In case of serious overdose or life‐threatening bleeding, immediate restoration of clotting factors can be achieved by transfusion of fresh frozen plasma or whole blood or prothrombin (factor IX) complex concentrate, along with vitamin K.
Initiating Anticoagulant Therapy After ICH
Intracranial hemorrhage (ICH) is the most feared and fatal complications of OAC. Once occurred, it is not certain how long after symptom onset the risk of ongoing bleeding continues. Clearly, the risk is high on the first day, but small after the first few days. The European Stroke Initiative recommends that patients with a strong indication for anticoagulation, such as a history of embolic stroke with atrial fibrillation, should be restarted on VKAs after 10 to 14 days, depending on the risk of thromboembolism and ICH recurrence.83
The American Heart Association suggests that, in patients with a very high risk of thromboembolism for whom restarting VKA is considered, it may be restarted 7 to 10 days after ICH onset.83
The rise in gastrointestinal bleeding with novel agents is a cause of concern, particularly in elderly population. In the absence of a specific antidote to reverse their effect, management of life‐threatening bleeding episodes is difficult.84 The only reversal option for direct thrombin inhibitors is fresh frozen plasma, or factor Xa concentrate, but it requires hospitalization and increases the cost.84 Also, the perioperative reversal and bridging of anticoagulation with the novel agents are not yet determined. Some may argue that shorter half-lives of the novel anticoagulants are helpful, but even that is applicable only in nonurgent situations. In case of emergencies, there is no established therapeutic procedure.84
It has been now well-recognized that the absence of proper laboratory tests as well as the lack of antidotes is a major limitation in the safe introduction of newer oral anticoagulants (NOACs). The best laboratory assays on a 24-hour basis should be made available to facilitate optimal drug management in emergency conditions such as an urgent surgery.78
A suitable point-of-care test is available in a few countries, but rest of the world is still not ready. Several steps can be taken towards a better management of anticoagulant therapy, of which a few are as follows.78
A general shift towards thrombosis care, aiming to provide good quality management of patients with thrombosis, should be initiated.
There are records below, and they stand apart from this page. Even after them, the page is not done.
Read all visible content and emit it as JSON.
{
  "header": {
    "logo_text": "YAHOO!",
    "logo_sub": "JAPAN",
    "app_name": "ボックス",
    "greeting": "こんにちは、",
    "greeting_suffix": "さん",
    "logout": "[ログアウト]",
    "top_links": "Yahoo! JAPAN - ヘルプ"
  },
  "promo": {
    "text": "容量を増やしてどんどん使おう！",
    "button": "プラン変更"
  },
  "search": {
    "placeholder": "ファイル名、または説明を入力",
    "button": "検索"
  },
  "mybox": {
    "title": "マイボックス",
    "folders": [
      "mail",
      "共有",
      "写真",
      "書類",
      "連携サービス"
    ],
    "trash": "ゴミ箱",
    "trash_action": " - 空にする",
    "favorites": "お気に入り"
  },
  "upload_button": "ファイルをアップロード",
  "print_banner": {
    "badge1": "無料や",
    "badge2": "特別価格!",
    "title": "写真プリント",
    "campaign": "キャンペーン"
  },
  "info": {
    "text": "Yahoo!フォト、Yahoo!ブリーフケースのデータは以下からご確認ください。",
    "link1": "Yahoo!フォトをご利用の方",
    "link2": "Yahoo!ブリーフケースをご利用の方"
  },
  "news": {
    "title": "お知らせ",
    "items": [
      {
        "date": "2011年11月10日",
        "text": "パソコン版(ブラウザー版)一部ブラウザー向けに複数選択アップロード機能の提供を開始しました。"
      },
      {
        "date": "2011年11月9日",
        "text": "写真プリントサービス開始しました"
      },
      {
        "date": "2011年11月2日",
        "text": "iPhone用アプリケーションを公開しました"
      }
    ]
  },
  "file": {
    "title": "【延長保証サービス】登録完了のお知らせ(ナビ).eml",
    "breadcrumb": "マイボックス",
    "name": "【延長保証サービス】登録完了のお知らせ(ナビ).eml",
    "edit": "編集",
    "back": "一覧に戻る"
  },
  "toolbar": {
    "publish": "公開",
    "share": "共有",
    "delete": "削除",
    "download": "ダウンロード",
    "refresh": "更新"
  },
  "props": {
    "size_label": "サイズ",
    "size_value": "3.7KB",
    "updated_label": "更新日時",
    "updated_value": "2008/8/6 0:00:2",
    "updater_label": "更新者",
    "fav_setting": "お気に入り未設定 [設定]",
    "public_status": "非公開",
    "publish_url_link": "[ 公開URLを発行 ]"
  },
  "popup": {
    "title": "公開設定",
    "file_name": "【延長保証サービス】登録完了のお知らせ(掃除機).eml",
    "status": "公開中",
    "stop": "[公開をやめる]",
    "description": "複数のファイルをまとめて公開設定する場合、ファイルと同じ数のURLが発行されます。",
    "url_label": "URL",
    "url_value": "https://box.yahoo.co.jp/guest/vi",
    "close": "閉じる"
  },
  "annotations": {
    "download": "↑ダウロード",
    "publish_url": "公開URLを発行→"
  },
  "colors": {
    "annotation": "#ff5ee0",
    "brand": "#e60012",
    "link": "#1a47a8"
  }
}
Such a strategy will encompass describing and organizing the entire chain of care. Optimal communications such as protocols, based on guidelines, are crucial in situations such as perioperative management of anticoagulation.
Pharmaceutical companies should provide all the relevant data on drug levels and coagulation test responses, which may help when to expect over- and undercoagulation based on the drug levels, in situations where such tests are unavailable.
It should be realized that the already existing complex issue of thrombosis management is increasingly becoming more complex with the introduction of newer agents.78 All efforts should be made to maximize the benefits and reduce the risk to the patients.
Although VKAs are often criticized for the need of frequent monitoring, such a practice is very beneficial. Recommended 12-weekly monitoring, rather than 4-weekly, in patients with consistently stable international normalized ratios may help reduce patient inconvenience. The recommended use of patient self-management of anticoagulation in motivated and competent patients is further very helpful. In the absence of laboratory test and antidotes to reverse their effects, the use of newer oral anticoagulants is quite challenging.